Now the trouble starts. The final RIGHT OUTER JOIN asks for all the rows from Ingredients and any matching rows from the result of the previous JOINs. Remember from Chapter 5 that a Null is a very special value—it cannot be equal to any other value, not even another Null. When we ask for all the rows in Ingredients, the IngredientID in all these rows has a non-Null value. None of the rows from the previous JOIN that have a Null in IngredientID will match at all, so the final JOIN throws them away! You will see any ingredient that isn't used yet in any recipe, but you won't see recipe classes that have no recipes or recipes that have no ingredients.
If your database system decides to solve the query by performing the JOINs in a different order, you might see recipe classes that have no recipes and recipes that have no ingredients, but you won't see ingredients not yet used in any recipe because of the Null matching problem. Some database systems might recognize this logic problem and refuse to solve your query at all—you'll see something like an "ambiguous OUTER JOINs" error message. The problem we're now experiencing results from trying to "walk back up" a many-to-one relationship with an OUTER JOIN going in the other direction. Walking down the hill is easy, but walking back up the other side requires special tools. What's the solution to this problem? Read on to the next section to find out!

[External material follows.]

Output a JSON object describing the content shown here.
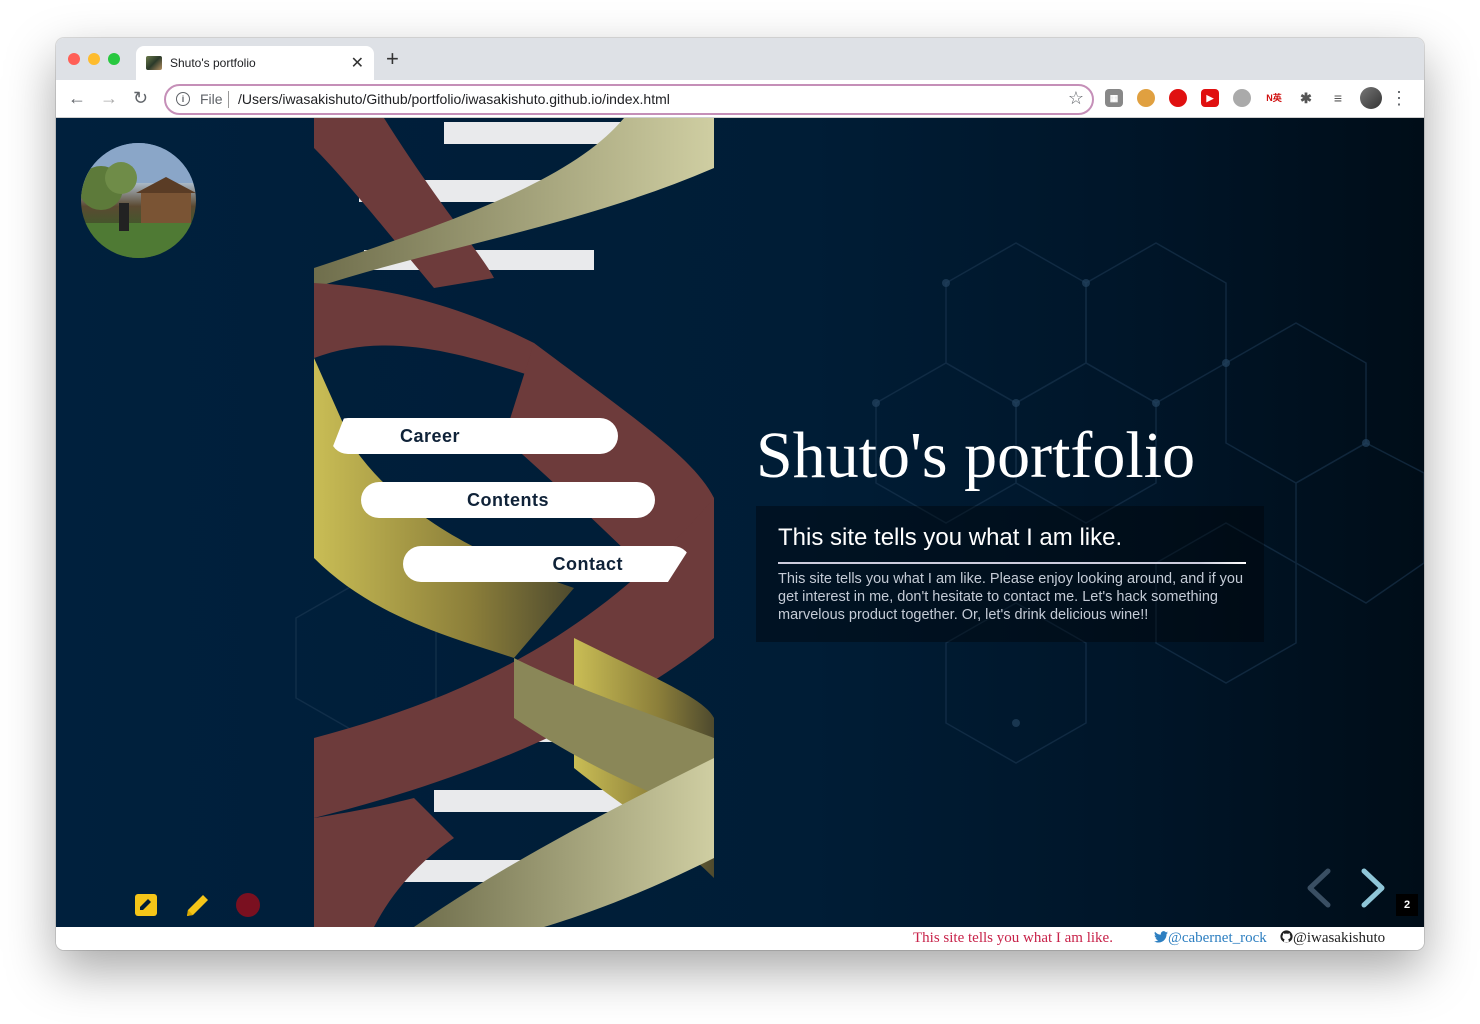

TABLE OF CONTENTS
|This chapter excerpt from SQL Queries for Mere Mortals: A Hands-On Guide to Data Manipulation in SQL (2nd Edition) by John L. Viescas and Michael J. Hernandez, is printed with permission from Addison-Wesley Professional, Copyright 2007.|
This was first published in March 2008